“We’re resilient people. We figure things out, we innovate and come back,” Dr. Perryman said.

He said although the local region has still not reached the same level it had prior to the 2008 recession, it still has several things in its corner, including opportunities in the technology sector sector and the manufacturing and packaging sectors are promising. 

Staying on topics important to north Louisiana, he zeroed in on the oil and gas industry. 

While demand dropped 25% in 30 days, Dr. Perryman cautioned that the only way that can happen is by shuttering the economy, as what was seen in the wake of the COVID-19 pandemic. 

“OPEC cut production by 13 to 14 million barrels per day, but we were still filling up all the storage tanks every day. It got to that weird point where the price reached $-37, which saw owners having to take a delivery and have nowhere to put it,” Dr. Perryman explained.

However, he added that the price had already rebounded to the mid-$30 range in early June. 

“We’re not that far away from the market being able to make a comeback,” Dr. Perryman said optimistically. “As the economy opens back up, we only have to meet half of that reduced production to balance supply and demand.”

He also eased fears that the oil and gas downturn was not like the crash experienced in the 1980s. He put that crash down to time, demand, instability, state of the industry, and financing.

Dr. Perryman explained the 1980s oil crash took five years for the recession to take hold, where the current oil decline was seen over a much more rapid timeframe that was caused by a unique situation. The 80s also saw demand crater as people were in a mode of conservation, while nothing has happened in the pandemic that would indicate an attitude of conservation. The economy was not as stable as is now thanks to larger issues in the 80s such as the savings and loans crisis and the Cold War among others, while there are no structural problems currently facing the economy. Dr. Perryman added that the 1980s was prior to the shale revolution where supplies were being exhausted, and now U.S. production has increased dramatically. Lastly, the 80s saw oil companies lose flexibility thanks to financing by banks, while the 2008 recession saw an increase in private equity financiers investing in oil and gas plays.

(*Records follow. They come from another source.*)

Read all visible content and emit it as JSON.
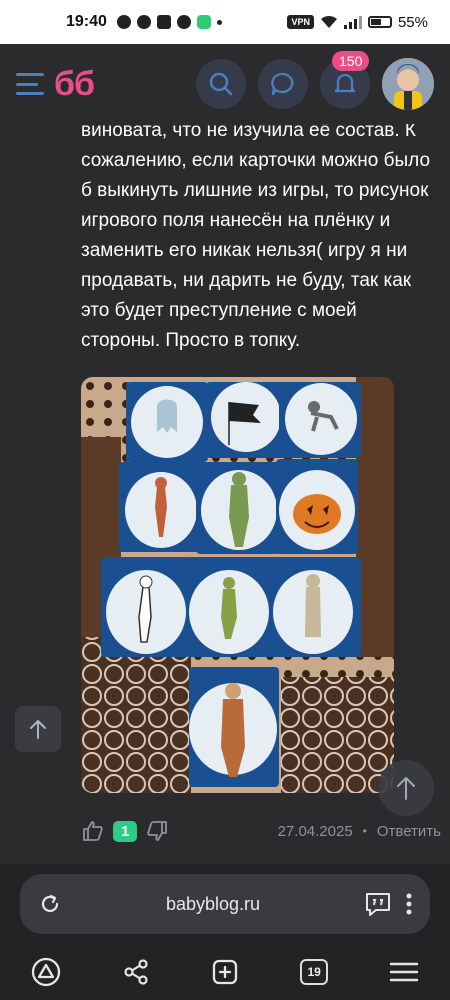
{
  "status_bar": {
    "time": "19:40",
    "vpn": "VPN",
    "battery": "55%"
  },
  "header": {
    "logo": "бб",
    "notifications_count": "150"
  },
  "comment": {
    "text": "виновата, что не изучила её состав. К сожалению, если карточки можно было б выкинуть лишние из игры, то рисунок игрового поля нанесён на плёнку и заменить его никак нельзя( игру я ни продавать, ни дарить не буду, так как это будет преступление с моей стороны. Просто в топку.",
    "likes": "1",
    "date": "27.04.2025",
    "separator": "•",
    "reply_label": "Ответить"
  },
  "browser": {
    "url": "babyblog.ru",
    "tab_count": "19"
  },
  "colors": {
    "accent": "#ec4d86",
    "icon_blue": "#4a7fc0",
    "like_green": "#2fc98a"
  }
}
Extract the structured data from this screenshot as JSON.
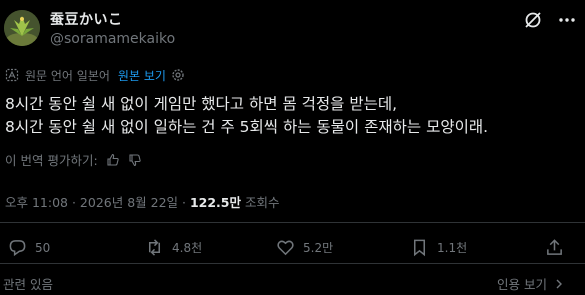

“It feels similar as we went off the cliff in (this) pandemic, but this is a very different situation,” Dr. Perryman summarized.

Looking to the future, he said retail will have to take its approach of appealing to consumers “on steroids” by mixing online and brick and mortar, saying, “Retail is going to have to find ways to make a shopping experience that consumers enjoy.”

He added that office space will change as there will be more people working from home. 

“I expect you will see fewer people working in offices, but more square footage per person,” Dr. Perryman said.

In order for the economy to get back to pre-COVID levels, he forecasted a repatriation of the manufacturing and distribution sector, and new technology that will solve a lot of the problems that contributed to the pandemic.

“For example, since 9/11, think of all the advantages we’ve made in security technology. That was a wakeup call,” said Dr. Perryman. “We’ll see huge opportunities in the manufacturing and tech sectors.”

Lastly, looking forward, Dr. Perryman warned that competition for new businesses will be fierce, and these new businesses will put priority on different things.

“The competition will be so fierce because so many places are hurting so badly. These companies are going to look at different things when it comes to relocating high wage workers — they will ask what the health care situation looks like, public education will be important. If they need to work remotely, hold school remotely, and telemedicine, the broadband situation will be important.”